You desperately keep trying to drag the discussion back to those topics so that you can operate from a perceived position of strength — that’s where you’re used to fighting this battle and where you feel you are winning. So you are frustrated because I refuse to debate you on your turf and your terms.
This reminds me of a fencing bout I was in years ago. I, an unrated épée fencer, was faced with a C-rated opponent 3 levels better than me. He was notorious for waiting until his opponent would attack, then making a riposte with deadly accuracy. I determined that I was not going to fence him on his terms, that I would make him attack me instead. So when the director called, “En guard!” I put my guard up and was ready to fence. When the director commanded, “Fence!” I just stood there with my guard up, not moving. My opponent stopped the bout and demanded that the director make me attack him. The director responded that he could not, that there were no rules anywhere saying I had to attack him. It so disconcerted my opponent that I ended up winning the bout.

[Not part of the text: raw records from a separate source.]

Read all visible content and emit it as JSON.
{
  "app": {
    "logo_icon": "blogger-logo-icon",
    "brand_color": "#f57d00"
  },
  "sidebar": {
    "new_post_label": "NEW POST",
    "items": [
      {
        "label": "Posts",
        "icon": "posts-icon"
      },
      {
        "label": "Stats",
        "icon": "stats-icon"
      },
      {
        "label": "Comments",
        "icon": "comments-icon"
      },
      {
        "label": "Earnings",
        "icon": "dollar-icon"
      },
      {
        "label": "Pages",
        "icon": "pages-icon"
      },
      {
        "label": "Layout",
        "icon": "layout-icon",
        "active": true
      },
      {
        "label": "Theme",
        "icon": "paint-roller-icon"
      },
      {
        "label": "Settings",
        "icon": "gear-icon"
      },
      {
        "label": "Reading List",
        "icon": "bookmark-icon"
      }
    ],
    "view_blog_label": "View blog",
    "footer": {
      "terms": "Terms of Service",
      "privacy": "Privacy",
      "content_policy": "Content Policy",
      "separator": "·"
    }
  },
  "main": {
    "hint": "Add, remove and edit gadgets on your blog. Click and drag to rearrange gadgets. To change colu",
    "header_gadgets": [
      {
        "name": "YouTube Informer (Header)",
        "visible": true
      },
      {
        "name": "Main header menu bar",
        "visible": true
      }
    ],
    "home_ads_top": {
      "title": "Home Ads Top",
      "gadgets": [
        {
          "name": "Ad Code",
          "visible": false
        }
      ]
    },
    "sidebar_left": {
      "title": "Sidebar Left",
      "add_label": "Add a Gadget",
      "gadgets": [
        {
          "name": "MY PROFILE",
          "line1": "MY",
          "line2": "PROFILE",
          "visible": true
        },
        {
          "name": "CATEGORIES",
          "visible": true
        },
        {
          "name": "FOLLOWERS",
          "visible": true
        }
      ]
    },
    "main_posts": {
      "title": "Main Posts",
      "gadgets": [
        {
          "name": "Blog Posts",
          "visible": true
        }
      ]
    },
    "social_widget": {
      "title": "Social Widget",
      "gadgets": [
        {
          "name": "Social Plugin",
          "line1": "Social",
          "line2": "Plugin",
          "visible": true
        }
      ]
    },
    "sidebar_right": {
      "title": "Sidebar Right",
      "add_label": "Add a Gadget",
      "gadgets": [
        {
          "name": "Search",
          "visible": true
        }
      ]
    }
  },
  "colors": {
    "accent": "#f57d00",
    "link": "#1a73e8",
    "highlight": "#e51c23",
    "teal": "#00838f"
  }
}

You cannot directly address my position concerning porneia because: 1) you have no way of refuting it, and; 2) to admit I was correct would call EVERYthing in your life — your sexuality, your activism, your carefully constructed theological justifications supporting your cherished hope that God approves of your homosexuality, and everything else you hold dear – into question. If you’re wrong, then your whole life goes into meltdown and you think you would be left with nothing.
Were I in your shoes right now, in all honesty I’d be terrified. Not to mention more than a little angry at this no-name upstart blogger from some Bible school I’ve never heard of who comes out of nowhere and is successfully threatening everything I hold dear.
Please do not think I take any pleasure from this — my heart is filled with compassion for you and your situation, rather than gloating. I have no moral high ground from which to judge you or anyone else, for that matter. The only reason I am what I am and have accomplished what I have accomplished is by the precious blood of Jesus and the finished work of the cross, period.
One thing I do know with an absolute certainty is this:
God unconditionally loves you and is standing ready to help you reconstruct your life according to His narrative, not yours.
While neither of us can remotely imagine what His narrative for you may look like right now, I’m equally convinced that, whatever that may be, it will be so awesomely wonderful that you’ll stand amazed at the mighty works of God through His limitless grace, mercy, and compassion, giving Him ALL the glory.